On May 6, 1999, approximately 1145 mountain daylight time, a Davis' Vans RV-6A, N8117Q, was substantially damaged when it collided with terrain while landing at Truth or Consequences Municipal Airport, Truth or Consequences, New Mexico. The commercial pilot, the sole occupant aboard, sustained minor injuries. Visual meteorological conditions prevailed, and no flight plan had been filed for the test flight being conducted under Title 14 CFR Part 91. The flight originated approximately 0900. Use your browsers 'back' function to return to synopsisReturn to Query Page
In his accident report, the pilot said he obtained a weather briefing from the Albuquerque Flight Service Station (FSS). Winds were reported to be 9 knots "and diminishing." This was the maiden flight of N8117Q. The pilot said after takeoff, he experienced "severe turbulence" that diminished as he flew south. After testing the airplane for 3 hours, he returned to the airport for landing.

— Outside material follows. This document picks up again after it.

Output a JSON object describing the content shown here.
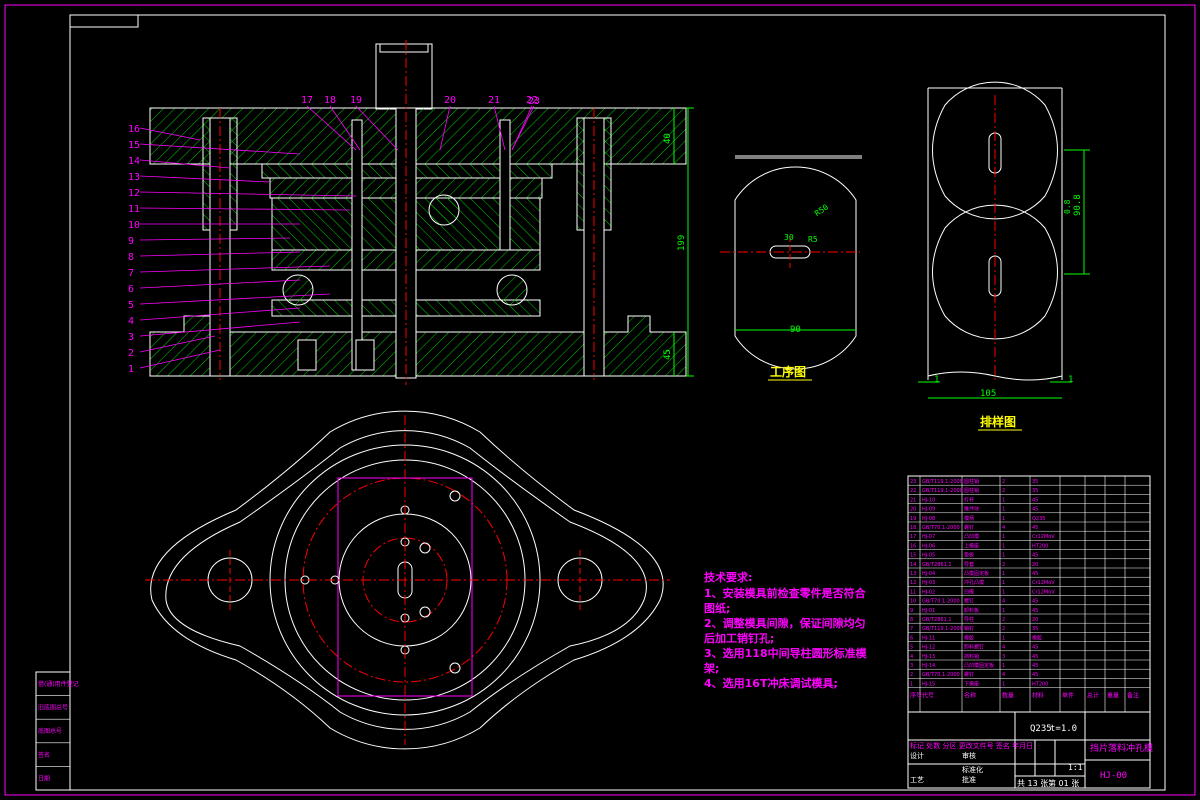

The pilot said the wind was reported to be at 7 knots and favoring runway 13. He also said it was still quite turbulent and he was forced to abandon two landing approaches because of the turbulence. The airport Unicom then reported the winds to be variable and favoring runway 11. The pilot made a "smooth" landing on runway 11. The airplane rolled for about 40 or 50 feet, then nosed over when the nose landing gear sheared off. He said it felt like the brakes had been applied. Postaccident inspection of the runway revealed the landing gear had settled 6 to 7 inches into the soft sand. The tires on the RV-6A are only 3 inches wide and protrude about 3 inches below the wheel pants. "Not good for a soft sand runway," the pilot said.